The Oxford–Weidenfeld Prize is for book-length literary translations into English from any living European language. It aims to honour the craft of translation, and to recognise its cultural importance. It was founded by Lord Weidenfeld and is supported by New College, The Queen's College and St Anne's College, Oxford.
This year the winner of the Oxford–Weidenfeld Prize will be announced on 30 September –International Translation Day – during an online ceremony hosted by English PEN. To book tickets for the award ceremony, see here: https://www.englishpen.org/international-translation-day/.
To accompany the award of the Prize, we are also uploading a number of videos in which the shortlisted translators discuss or read from their respective translations. The videos will be uploaded at midday on 30 September on the OCCT website’s Oxford-Weidenfeld page: http://www.occt.ox.ac.uk/oxford-weidenfeld-prize. The 2020 shortlist is:
Michális Ganás, A Greek Ballad (Yale UP), translated from the Greek by David Connolly and Joshua Barley
Pajtim Statovci, Crossing (Pushkin Press), translated from the Finnish by David Hackston
Mahir Guven, Older Brother (Europa), translated from the French by Tina Kover
Tatyana Tolstaya, Aetherial Worlds (Daunt Books), translated from the Russian by Anya Migdal
Multatuli, Max Havelaar (New York Review Books), translated from the Dutch by Ina Rilke and David McKay
Dušan Šarotar, Billiards at the Hotel Dobray (Istros Books), translated from the Slovene by Rawley Grau
Dina Salústio, The Madwoman of Serrano (Dedalus), translated from the Portuguese by Jethro Soutar

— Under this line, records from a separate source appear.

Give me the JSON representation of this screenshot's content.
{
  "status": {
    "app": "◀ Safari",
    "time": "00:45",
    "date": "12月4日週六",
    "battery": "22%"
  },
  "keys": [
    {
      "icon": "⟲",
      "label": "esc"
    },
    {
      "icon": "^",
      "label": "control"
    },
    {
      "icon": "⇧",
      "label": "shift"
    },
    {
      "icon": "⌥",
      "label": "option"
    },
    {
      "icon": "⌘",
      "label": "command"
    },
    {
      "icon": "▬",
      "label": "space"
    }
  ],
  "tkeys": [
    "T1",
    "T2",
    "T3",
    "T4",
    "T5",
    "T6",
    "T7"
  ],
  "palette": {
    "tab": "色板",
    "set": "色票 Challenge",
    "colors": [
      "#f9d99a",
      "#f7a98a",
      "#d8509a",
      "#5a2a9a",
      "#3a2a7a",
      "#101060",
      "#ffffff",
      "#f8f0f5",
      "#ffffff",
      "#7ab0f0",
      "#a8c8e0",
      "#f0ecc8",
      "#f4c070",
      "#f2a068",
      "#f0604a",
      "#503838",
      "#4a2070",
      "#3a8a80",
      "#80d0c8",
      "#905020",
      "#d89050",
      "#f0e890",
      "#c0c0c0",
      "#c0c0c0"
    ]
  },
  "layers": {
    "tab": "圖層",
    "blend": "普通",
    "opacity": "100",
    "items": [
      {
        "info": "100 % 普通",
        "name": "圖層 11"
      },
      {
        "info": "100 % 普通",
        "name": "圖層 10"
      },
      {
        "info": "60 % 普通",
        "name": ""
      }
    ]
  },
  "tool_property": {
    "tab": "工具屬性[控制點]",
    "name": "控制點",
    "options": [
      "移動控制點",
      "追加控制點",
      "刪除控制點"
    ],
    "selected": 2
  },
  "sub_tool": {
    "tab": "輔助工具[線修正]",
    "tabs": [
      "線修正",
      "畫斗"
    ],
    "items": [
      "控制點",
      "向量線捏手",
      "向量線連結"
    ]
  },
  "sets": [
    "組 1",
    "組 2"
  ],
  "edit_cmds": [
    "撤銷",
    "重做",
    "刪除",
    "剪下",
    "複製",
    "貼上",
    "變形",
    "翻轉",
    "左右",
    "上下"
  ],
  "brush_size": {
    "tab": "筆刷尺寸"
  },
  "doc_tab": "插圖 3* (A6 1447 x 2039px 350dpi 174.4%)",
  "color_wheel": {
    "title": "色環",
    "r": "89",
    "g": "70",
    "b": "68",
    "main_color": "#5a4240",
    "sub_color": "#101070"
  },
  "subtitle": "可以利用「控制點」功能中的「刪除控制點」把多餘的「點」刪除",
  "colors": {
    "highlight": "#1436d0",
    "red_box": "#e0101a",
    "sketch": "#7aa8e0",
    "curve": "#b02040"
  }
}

Birgit Vanderbeke, You Would Have Missed Me (Peirene Press), translated from the German by Jamie Bulloch